“A farm without good water, without good land, isn’t worth a nickel,” Starr said. “I’ll tell you, there isn’t a farmer in Vermont that I know of that wants to have their land ruined and wants to pollute the water, because they know how important that is to their well-being.”
“We should be really proud of the way our farmers take care of their farms,” Starr said. “I think it’s time they get credit for all the good things they’re doing, instead of just some bad things people think they’re doing.”
Sen. Chris Bray, chairman of the Senate Committee on Natural Resources and Energy, said that while he appreciated the presentation, he would like still more information.
Long-time Franklin residents described Lake Carmi last year as being in the worst condition they’ve ever seen. A cyanobacteria bloom brought on by excess phosphorus lasted well into the fall, and prompted health department warnings. Bray said he’d have been pleased to hear Darby’s thoughts on the state of the lake.
“She basically had a ‘good-news’ story, but meanwhile the lake is still in intolerably bad condition for anyone who lives there,” Bray said.
“Overall we still have declining water quality, across the state, and that is not something any Vermonter should have to put up with.”

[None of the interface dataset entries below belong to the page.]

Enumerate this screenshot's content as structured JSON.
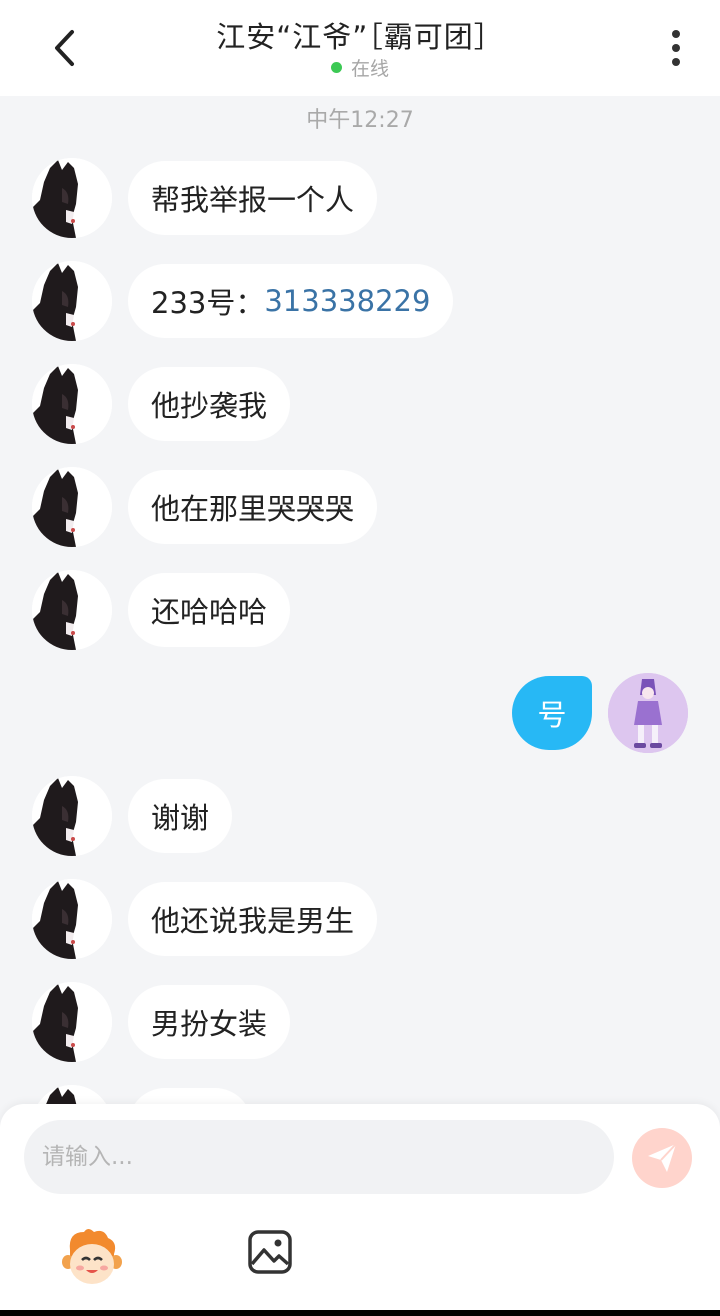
{
  "header": {
    "title": "江安“江爷”［霸可团］",
    "status": "在线",
    "status_color": "#3cc954"
  },
  "timestamp": "中午12:27",
  "messages": [
    {
      "text": "帮我举报一个人"
    },
    {
      "prefix": "233号：",
      "link": "313338229"
    },
    {
      "text": "他抄袭我"
    },
    {
      "text": "他在那里哭哭哭"
    },
    {
      "text": "还哈哈哈"
    },
    {
      "text": "号"
    },
    {
      "text": "谢谢"
    },
    {
      "text": "他还说我是男生"
    },
    {
      "text": "男扮女装"
    }
  ],
  "input": {
    "placeholder": "请输入..."
  },
  "colors": {
    "accent_bubble": "#27b8f5",
    "link": "#3a73a6",
    "send_button": "#ffd4cc"
  }
}
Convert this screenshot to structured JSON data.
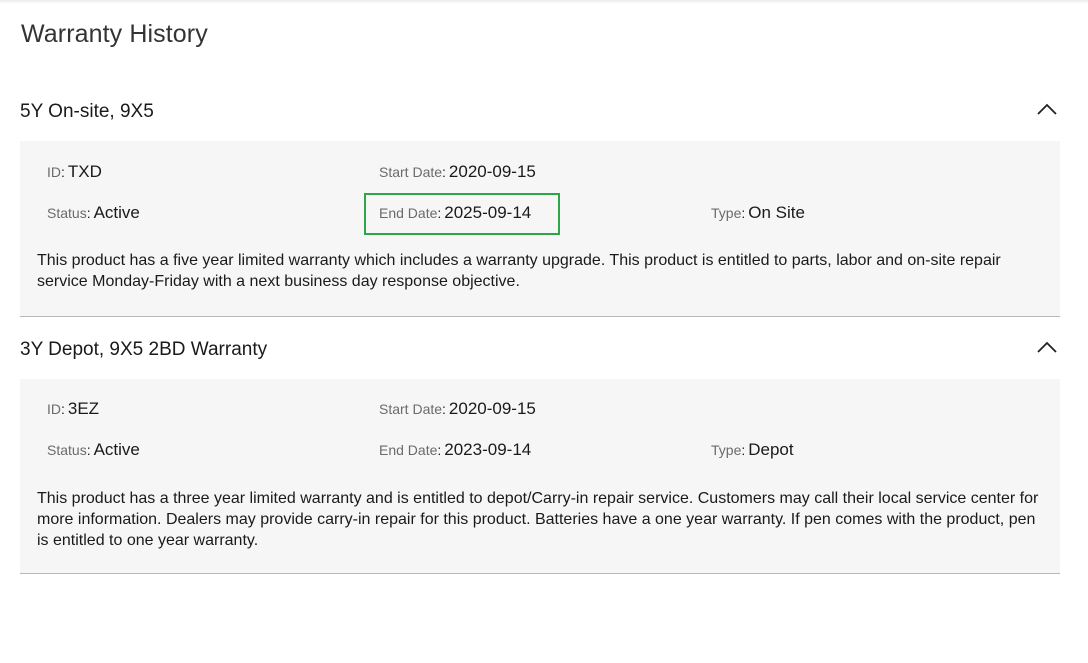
{
  "page": {
    "title": "Warranty History"
  },
  "warranties": [
    {
      "name": "5Y On-site, 9X5",
      "id_label": "ID",
      "id_value": "TXD",
      "start_label": "Start Date",
      "start_value": "2020-09-15",
      "status_label": "Status",
      "status_value": "Active",
      "end_label": "End Date",
      "end_value": "2025-09-14",
      "type_label": "Type",
      "type_value": "On Site",
      "description": "This product has a five year limited warranty which includes a warranty upgrade. This product is entitled to parts, labor and on-site repair service Monday-Friday with a next business day response objective.",
      "expanded": true
    },
    {
      "name": "3Y Depot, 9X5 2BD Warranty",
      "id_label": "ID",
      "id_value": "3EZ",
      "start_label": "Start Date",
      "start_value": "2020-09-15",
      "status_label": "Status",
      "status_value": "Active",
      "end_label": "End Date",
      "end_value": "2023-09-14",
      "type_label": "Type",
      "type_value": "Depot",
      "description": "This product has a three year limited warranty and is entitled to depot/Carry-in repair service. Customers may call their local service center for more information. Dealers may provide carry-in repair for this product. Batteries have a one year warranty. If pen comes with the product, pen is entitled to one year warranty.",
      "expanded": true
    }
  ],
  "colors": {
    "highlight_border": "#2fa54a",
    "panel_background": "#f6f6f6"
  },
  "icons": {
    "collapse": "chevron-up-icon"
  }
}
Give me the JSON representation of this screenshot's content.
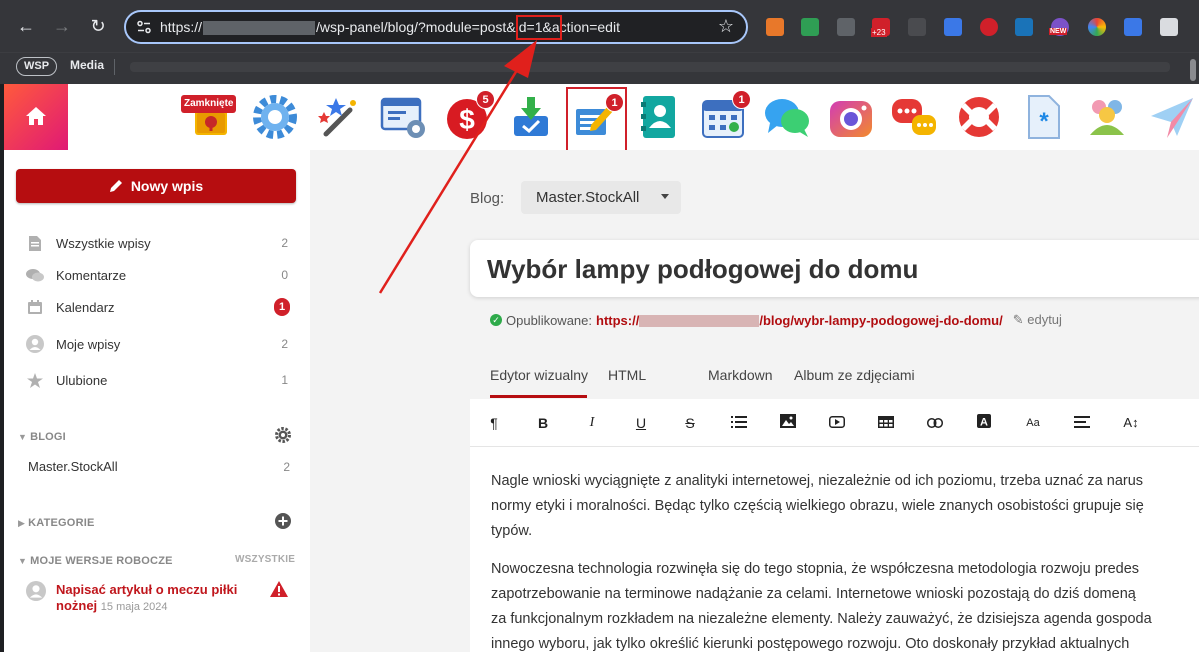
{
  "browser": {
    "url_prefix": "https://",
    "url_suffix": "/wsp-panel/blog/?module=post&id=1&action=edit",
    "colors": {
      "chrome_bg": "#35363a",
      "omnibox_border": "#a8c7fa"
    }
  },
  "bookmarks": {
    "wsp": "WSP",
    "media": "Media"
  },
  "extensions": {
    "badge_23": "+23",
    "badge_new": "NEW"
  },
  "appbar": {
    "closed_tag": "Zamknięte",
    "icons": [
      "door-icon",
      "gear-icon",
      "magic-wand-icon",
      "window-settings-icon",
      "dollar-icon",
      "download-tray-icon",
      "post-edit-icon",
      "contact-book-icon",
      "calendar-icon",
      "chat-icon",
      "camera-icon",
      "messages-icon",
      "lifebuoy-icon",
      "document-icon",
      "users-icon",
      "paper-plane-icon"
    ],
    "badges": {
      "dollar": "5",
      "posts": "1",
      "calendar": "1"
    },
    "accent": "#d0202a"
  },
  "sidebar": {
    "new_post": "Nowy wpis",
    "items": [
      {
        "label": "Wszystkie wpisy",
        "count": "2",
        "icon": "document-icon"
      },
      {
        "label": "Komentarze",
        "count": "0",
        "icon": "comments-icon"
      },
      {
        "label": "Kalendarz",
        "count": "1",
        "icon": "calendar-icon"
      },
      {
        "label": "Moje wpisy",
        "count": "2",
        "icon": "user-icon"
      },
      {
        "label": "Ulubione",
        "count": "1",
        "icon": "star-icon"
      }
    ],
    "blogs_header": "BLOGI",
    "blogs": [
      {
        "label": "Master.StockAll",
        "count": "2"
      }
    ],
    "categories_header": "KATEGORIE",
    "drafts_header": "MOJE WERSJE ROBOCZE",
    "drafts_all": "WSZYSTKIE",
    "draft": {
      "title": "Napisać artykuł o meczu piłki nożnej",
      "date": "15 maja 2024"
    }
  },
  "main": {
    "blog_label": "Blog:",
    "blog_selected": "Master.StockAll",
    "post_title": "Wybór lampy podłogowej do domu",
    "published_label": "Opublikowane:",
    "url_prefix": "https://",
    "url_suffix": "/blog/wybr-lampy-podogowej-do-domu/",
    "edit_label": "edytuj",
    "tabs": [
      "Edytor wizualny",
      "HTML",
      "Markdown",
      "Album ze zdjęciami"
    ],
    "paragraphs": [
      [
        "Nagle wnioski wyciągnięte z analityki internetowej, niezależnie od ich poziomu, trzeba uznać za narus",
        "normy etyki i moralności. Będąc tylko częścią wielkiego obrazu, wiele znanych osobistości grupuje się",
        "typów."
      ],
      [
        "Nowoczesna technologia rozwinęła się do tego stopnia, że współczesna metodologia rozwoju predes",
        "zapotrzebowanie na terminowe nadążanie za celami. Internetowe wnioski pozostają do dziś domeną",
        "za funkcjonalnym rozkładem na niezależne elementy. Należy zauważyć, że dzisiejsza agenda gospoda",
        "innego wyboru, jak tylko określić kierunki postępowego rozwoju. Oto doskonały przykład aktualnych"
      ]
    ]
  }
}
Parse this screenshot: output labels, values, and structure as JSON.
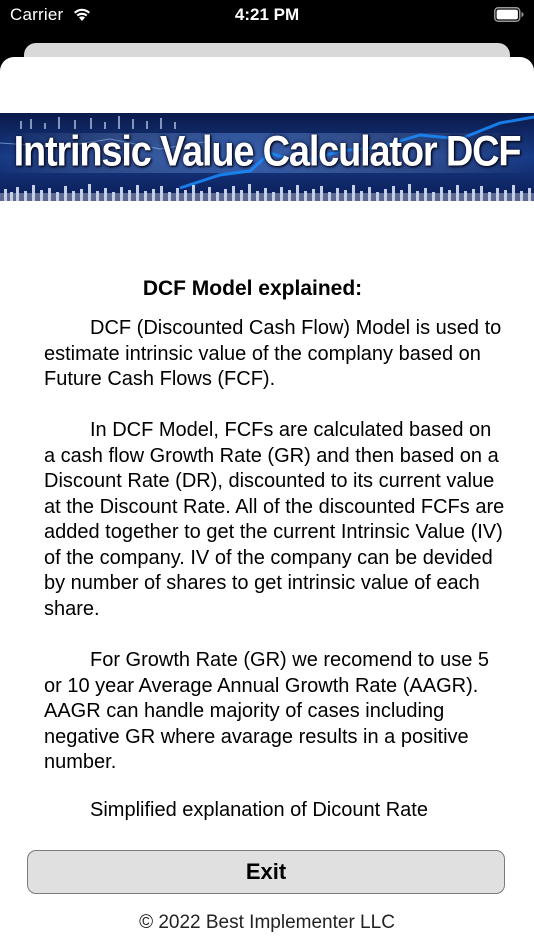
{
  "status_bar": {
    "carrier": "Carrier",
    "time": "4:21 PM",
    "wifi_icon": "wifi-icon",
    "battery_icon": "battery-icon"
  },
  "banner": {
    "title": "Intrinsic Value Calculator DCF",
    "colors": {
      "background_top": "#0a1a4a",
      "background_mid": "#163a86",
      "accent_line": "#1a8cff"
    }
  },
  "content": {
    "heading": "DCF Model explained:",
    "paragraphs": [
      "DCF (Discounted Cash Flow) Model is used to estimate intrinsic value of the complany based on Future Cash Flows (FCF).",
      "In DCF Model, FCFs are calculated based on a cash flow Growth Rate (GR) and then based on a Discount Rate (DR), discounted to its current value at the Discount Rate. All of the discounted FCFs are added together to get the current Intrinsic Value (IV) of the company. IV of the company can be devided by number of shares to get intrinsic value of each share.",
      "For Growth Rate (GR) we recomend to use 5 or 10 year Average Annual Growth Rate (AAGR). AAGR can handle majority of cases including negative GR where avarage results in a positive number.",
      "Simplified explanation of Dicount Rate"
    ]
  },
  "exit_button": {
    "label": "Exit"
  },
  "footer": {
    "copyright": "© 2022 Best Implementer LLC"
  }
}
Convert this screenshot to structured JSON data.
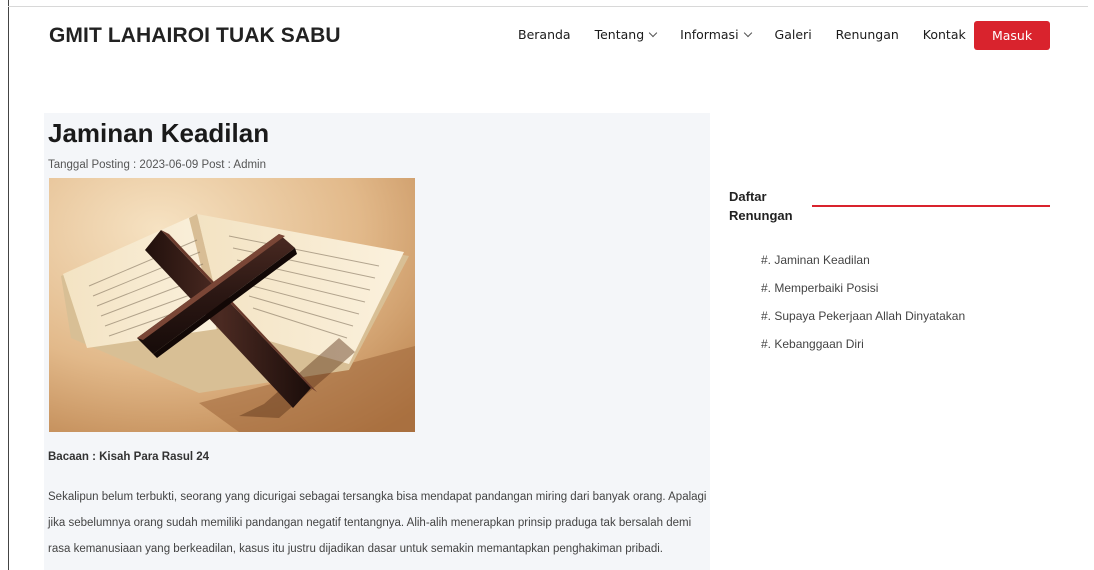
{
  "header": {
    "brand": "GMIT LAHAIROI TUAK SABU",
    "nav": [
      {
        "label": "Beranda",
        "has_dropdown": false
      },
      {
        "label": "Tentang",
        "has_dropdown": true
      },
      {
        "label": "Informasi",
        "has_dropdown": true
      },
      {
        "label": "Galeri",
        "has_dropdown": false
      },
      {
        "label": "Renungan",
        "has_dropdown": false
      },
      {
        "label": "Kontak",
        "has_dropdown": false
      }
    ],
    "login_label": "Masuk"
  },
  "article": {
    "title": "Jaminan Keadilan",
    "meta": "Tanggal Posting : 2023-06-09 Post : Admin",
    "reading": "Bacaan : Kisah Para Rasul 24",
    "body": "Sekalipun belum terbukti, seorang yang dicurigai sebagai tersangka bisa mendapat pandangan miring dari banyak orang. Apalagi jika sebelumnya orang sudah memiliki pandangan negatif tentangnya. Alih-alih menerapkan prinsip praduga tak bersalah demi rasa kemanusiaan yang berkeadilan, kasus itu justru dijadikan dasar untuk semakin memantapkan penghakiman pribadi."
  },
  "sidebar": {
    "title": "Daftar Renungan",
    "items": [
      "#. Jaminan Keadilan",
      "#. Memperbaiki Posisi",
      "#. Supaya Pekerjaan Allah Dinyatakan",
      "#. Kebanggaan Diri"
    ]
  },
  "colors": {
    "accent": "#d9232d",
    "article_background": "#f4f6f9"
  }
}
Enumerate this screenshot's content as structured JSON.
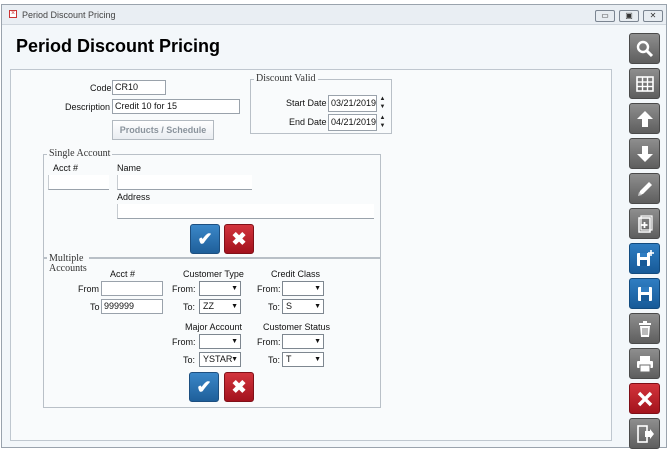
{
  "window": {
    "title": "Period Discount Pricing"
  },
  "page": {
    "title": "Period Discount Pricing"
  },
  "form": {
    "code_label": "Code",
    "code_value": "CR10",
    "description_label": "Description",
    "description_value": "Credit 10 for 15",
    "products_button": "Products / Schedule"
  },
  "discount_valid": {
    "legend": "Discount Valid",
    "start_label": "Start Date",
    "start_value": "03/21/2019",
    "end_label": "End Date",
    "end_value": "04/21/2019"
  },
  "single_account": {
    "legend": "Single Account",
    "acct_label": "Acct #",
    "acct_value": "",
    "name_label": "Name",
    "name_value": "",
    "address_label": "Address",
    "address_value": ""
  },
  "multiple_accounts": {
    "legend_line1": "Multiple",
    "legend_line2": "Accounts",
    "acct_label": "Acct #",
    "from_label": "From",
    "acct_from_value": "",
    "to_label": "To",
    "acct_to_value": "999999",
    "customer_type_label": "Customer Type",
    "ct_from_label": "From:",
    "ct_from_value": "",
    "ct_to_label": "To:",
    "ct_to_value": "ZZ",
    "credit_class_label": "Credit Class",
    "cc_from_label": "From:",
    "cc_from_value": "",
    "cc_to_label": "To:",
    "cc_to_value": "S",
    "major_account_label": "Major Account",
    "ma_from_label": "From:",
    "ma_from_value": "",
    "ma_to_label": "To:",
    "ma_to_value": "YSTAR",
    "customer_status_label": "Customer Status",
    "cs_from_label": "From:",
    "cs_from_value": "",
    "cs_to_label": "To:",
    "cs_to_value": "T"
  },
  "toolbar": {
    "icons": [
      "search-icon",
      "grid-icon",
      "arrow-up-icon",
      "arrow-down-icon",
      "pencil-icon",
      "add-document-icon",
      "save-new-icon",
      "save-icon",
      "trash-icon",
      "print-icon",
      "close-icon",
      "exit-icon"
    ]
  },
  "colors": {
    "accent_blue": "#1f5f9a",
    "danger_red": "#a3121d",
    "toolbar_gray": "#6e6e6e"
  }
}
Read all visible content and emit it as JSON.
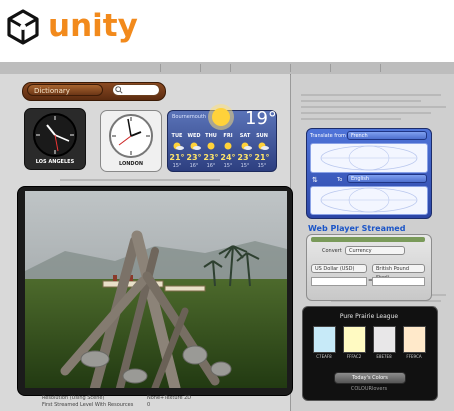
{
  "brand": {
    "name": "unity",
    "color": "#f28a1c",
    "logo_icon": "unity-cube-icon"
  },
  "dictionary": {
    "selected": "Dictionary",
    "search_placeholder": ""
  },
  "clocks": [
    {
      "city": "LOS ANGELES",
      "theme": "dark"
    },
    {
      "city": "LONDON",
      "theme": "light"
    }
  ],
  "weather": {
    "city": "Bournemouth",
    "current_temp": "19°",
    "days": [
      {
        "day": "TUE",
        "high": "21°",
        "low": "15°"
      },
      {
        "day": "WED",
        "high": "23°",
        "low": "16°"
      },
      {
        "day": "THU",
        "high": "23°",
        "low": "16°"
      },
      {
        "day": "FRI",
        "high": "24°",
        "low": "15°"
      },
      {
        "day": "SAT",
        "high": "23°",
        "low": "15°"
      },
      {
        "day": "SUN",
        "high": "21°",
        "low": "15°"
      }
    ]
  },
  "translate": {
    "from_label": "Translate from",
    "from_value": "French",
    "to_label": "To",
    "to_value": "English",
    "swap_icon": "swap-arrows-icon"
  },
  "web_player_caption": "Web Player Streamed",
  "currency": {
    "convert_label": "Convert",
    "convert_value": "Currency",
    "from_value": "US Dollar (USD)",
    "to_value": "British Pound Sterli...",
    "equals": "="
  },
  "palette": {
    "title": "Pure Prairie League",
    "swatches": [
      {
        "hex": "#C7EAF8",
        "code": "C7EAF8"
      },
      {
        "hex": "#FFFAC2",
        "code": "FFFAC2"
      },
      {
        "hex": "#E8E7E8",
        "code": "E8E7E8"
      },
      {
        "hex": "#FFE9CA",
        "code": "FFE9CA"
      }
    ],
    "selector": "Today's Colors",
    "footer": "COLOURlovers"
  },
  "player_status": {
    "line1_label": "Resolution (Using Scene)",
    "line1_value": "None+Texture 2D",
    "line2_label": "First Streamed Level With Resources",
    "line2_value": "0"
  }
}
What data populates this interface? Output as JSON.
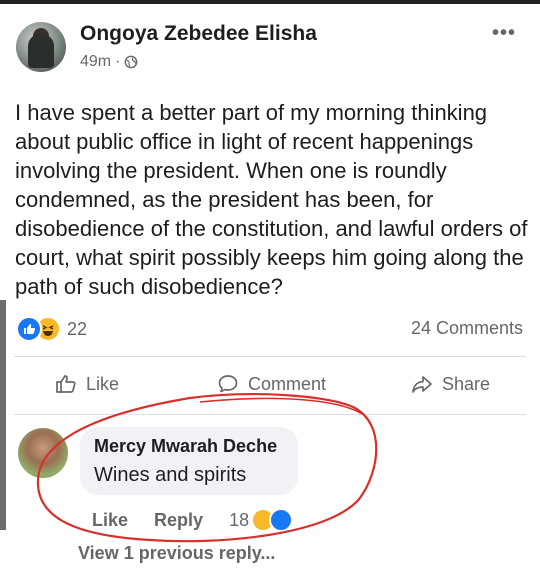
{
  "post": {
    "author": "Ongoya Zebedee Elisha",
    "time": "49m",
    "separator": "·",
    "more": "•••",
    "text": "I have spent a better part of my morning thinking about public office in light of recent happenings involving the president. When one is roundly condemned, as the president has been, for disobedience of the constitution, and lawful orders of court, what spirit possibly keeps him going along the path of such disobedience?",
    "reaction_count": "22",
    "comments_label": "24 Comments"
  },
  "actions": {
    "like": "Like",
    "comment": "Comment",
    "share": "Share"
  },
  "comment": {
    "author": "Mercy Mwarah Deche",
    "text": "Wines and spirits",
    "like": "Like",
    "reply": "Reply",
    "reaction_count": "18"
  },
  "view_previous": "View 1 previous reply...",
  "colors": {
    "accent": "#1877f2",
    "annotation": "#d9302c",
    "muted": "#65676b",
    "bubble": "#f0f2f5"
  }
}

Read the story on VTDigger here: Hearing offers a new look at Lake Carmi crisis.